A few months later after a lot of hard riding, the piston seized again. However, I was ready this time! I had bought a spare piston. So right in the middle of the riding area, I hauled my tool box from my car, took the cylinder off, put the new piston right in. A few kicks later, zoom! I was off again riding through an area that since has sprouted some very luxurious houses South of Dayton. Try that field repair with your complicated KTM four stroke dirt bike.

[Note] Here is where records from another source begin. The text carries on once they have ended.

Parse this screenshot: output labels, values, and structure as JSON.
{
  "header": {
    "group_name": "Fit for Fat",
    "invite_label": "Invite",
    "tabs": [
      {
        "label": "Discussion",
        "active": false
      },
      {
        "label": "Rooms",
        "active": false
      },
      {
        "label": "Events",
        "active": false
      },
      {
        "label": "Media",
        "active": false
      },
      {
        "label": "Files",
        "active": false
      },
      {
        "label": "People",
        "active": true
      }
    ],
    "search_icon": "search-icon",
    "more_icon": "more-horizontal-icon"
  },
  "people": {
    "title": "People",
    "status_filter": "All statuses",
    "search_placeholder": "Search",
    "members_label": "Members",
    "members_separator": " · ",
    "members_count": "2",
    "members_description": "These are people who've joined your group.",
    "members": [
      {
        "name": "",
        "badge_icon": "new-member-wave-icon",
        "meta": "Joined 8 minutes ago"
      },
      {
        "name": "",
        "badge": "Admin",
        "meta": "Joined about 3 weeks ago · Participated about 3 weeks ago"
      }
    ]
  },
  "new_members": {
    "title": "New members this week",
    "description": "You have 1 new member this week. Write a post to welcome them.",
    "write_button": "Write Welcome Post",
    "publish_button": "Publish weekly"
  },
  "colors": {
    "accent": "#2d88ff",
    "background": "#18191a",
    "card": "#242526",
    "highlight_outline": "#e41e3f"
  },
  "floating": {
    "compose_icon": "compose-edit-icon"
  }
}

As much fun as I was having with the little red machine, it was in reality, very underpowered, under suspended, and over-used. Fortunately it was small framed, and by man-handling it, and riding like a maniac, I was mostly able to keep my larger displacement riding companions in sight. Soon I was ready for the "Big Time." My buddy Dave D. and I would meet Northwest of Cincinnati at a spot that is occupied now as Brookville Lake. In retrospect, it was the best place we ever found to ride this side of Colorado. Because it was destined to be a lake, it had been cleared of everything and was ripe for off-road fun.. It sported hundreds of acres of fire roads through all types of terrain. It also had some monster sized hill climbs.
One fateful Saturday on the biggest hill in the place, is where I met my first and only broken bone on a motorcycle. It was a fairly wide straight up hill that had three different grooves cut out of it. As that little 100cc machine was so anemic, I knew I would have to get a great running start if I was going to make it to the top. So I got a decent head start and began climbing the actual hill in what I thought was third gear. Needing power, I shifted down to second at mid hill. As I approached the top I was rapidly running out of power so I knew I would have to shift down once more if I was going to make it over the top. Big mistake!
This Kawasaki G4TR model used a shift pattern where neutral is at the very bottom rather than between first and second gear like most motorcycles. Unfortunately for me, I had not hit the base of the hill in third, but in second gear. My final desperate stab for a lower gear was quickly met by the scream of the engine as I shifted down into NEUTRAL! Forward progress stopped instantaneously. Not being experienced enough at hill climbing to know to immediately lay it over, I tried to hold it up. No.......... it started rolling backwards, and as the handlebars got cocked, it just flipped backwards, and so did I! My friends said they stopped counting at the third full back flip. They also said that on an Olympic scale it would have been rated at least a 9.8! Too bad this occurred long before the days of cell phone videos and U Tube clips. I got up quickly and dragged the bike back down the hill. I knew I had a problem with my right wrist. Riding the bike back to the car with that quickly swelling throttle arm was not the high point of my riding career. A trip to the emergency room got me one of the newest gadgets around-- a plastic removable cast with velcro straps for my broken wrist.
Since that time, I have logged thousands of miles of riding on nearly a dozen different off road motorcycles throughout the Western United States . 35 years later and no broken bones(knock on wood), I found this very nice little Red G4TR near Detroit . I think you can understand why I could hardly pass it up. Thank you Kawasaki, and thank you Bob Hoover!